In the very first issue of Portfolio, last year, Tom Wolfe reported on the annual charity ball held by the Robin Hood foundation. After listing the excesses of the auction (ten "power meals" for $650,000; a "five-day “Surf and Sun” trip" for $240,000), he got to the bottom line: "an astounding $48 million" was raised for charity over the course of the evening.
Wolfe, however, was referring to the 2006 event. In 2008, things are different:
Giving away $56.5 million in a night would strike most people as extravagant. But to the tycoons of modern finance, it seems a bit low key.
At the 2008 Robin Hood Foundation benefit this week, auctiongoers donated that much money to charity. But many of the market wizards are making less these days — and they are giving away less, too.
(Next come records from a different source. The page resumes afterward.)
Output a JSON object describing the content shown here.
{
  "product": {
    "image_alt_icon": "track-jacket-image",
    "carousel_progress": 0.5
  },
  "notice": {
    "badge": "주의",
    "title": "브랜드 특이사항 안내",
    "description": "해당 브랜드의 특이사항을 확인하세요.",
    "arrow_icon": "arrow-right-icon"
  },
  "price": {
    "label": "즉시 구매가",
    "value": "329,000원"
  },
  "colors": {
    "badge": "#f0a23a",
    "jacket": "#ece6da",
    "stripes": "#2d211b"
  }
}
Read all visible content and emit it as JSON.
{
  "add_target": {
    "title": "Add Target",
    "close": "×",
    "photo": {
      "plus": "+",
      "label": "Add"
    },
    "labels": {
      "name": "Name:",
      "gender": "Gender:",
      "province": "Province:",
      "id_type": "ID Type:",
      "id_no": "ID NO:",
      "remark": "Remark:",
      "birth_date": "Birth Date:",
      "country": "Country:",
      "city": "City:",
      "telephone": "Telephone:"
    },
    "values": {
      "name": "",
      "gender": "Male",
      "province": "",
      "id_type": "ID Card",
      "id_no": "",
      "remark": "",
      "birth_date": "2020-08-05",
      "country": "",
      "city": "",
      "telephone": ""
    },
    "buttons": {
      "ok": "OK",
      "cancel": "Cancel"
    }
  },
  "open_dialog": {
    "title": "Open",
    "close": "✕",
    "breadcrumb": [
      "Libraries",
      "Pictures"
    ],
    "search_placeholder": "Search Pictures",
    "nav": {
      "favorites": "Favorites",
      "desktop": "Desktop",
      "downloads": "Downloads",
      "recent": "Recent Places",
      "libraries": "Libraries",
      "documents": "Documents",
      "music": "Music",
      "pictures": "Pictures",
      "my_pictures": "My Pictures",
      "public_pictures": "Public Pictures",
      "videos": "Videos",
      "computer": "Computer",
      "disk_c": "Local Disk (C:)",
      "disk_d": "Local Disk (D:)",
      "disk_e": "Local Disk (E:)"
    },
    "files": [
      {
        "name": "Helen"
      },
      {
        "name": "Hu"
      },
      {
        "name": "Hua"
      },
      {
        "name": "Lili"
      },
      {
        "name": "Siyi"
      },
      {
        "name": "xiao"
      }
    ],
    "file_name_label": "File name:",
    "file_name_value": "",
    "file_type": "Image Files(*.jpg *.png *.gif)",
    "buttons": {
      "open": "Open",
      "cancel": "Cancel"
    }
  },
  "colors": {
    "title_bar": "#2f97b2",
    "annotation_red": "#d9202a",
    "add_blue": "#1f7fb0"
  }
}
Robin Hood’s haul was down 21 percent from last year.
Thus are expectations changed: the 2008 haul was up 18% on the amount raised in 2006. But because it’s down on the ridiculous amounts of money being thrown around in 2007, it’s now considered "a bit low key", and reflective of "the somber mood on Wall Street."
I’m in London this week (which is one reason I’m not posting as much as normal) and I’ve noticed a similar phenomenon regarding house prices. People are worried about falling prices and gazundering, to the point at which they seemingly forget that they’re still selling their house for a lot more money than they bought it for.
Call it mark-to-market gone viral. If you’re an investment bank or a fund manager, it makes sense to mark your positions every day to their market value. But if you’re a homeowner, there’s not much point in doing so – certainly not unless you’re borrowing more against the increased value of your house. If you’re not taking out home equity lines, then obsessing about whether your house is worth more or less than it was a few months ago is rather silly and pointless.
Similarly, a charity ball which raises $56.5 million over the course of an evening is an extremely impressive event. Even if it did raise more than that last year.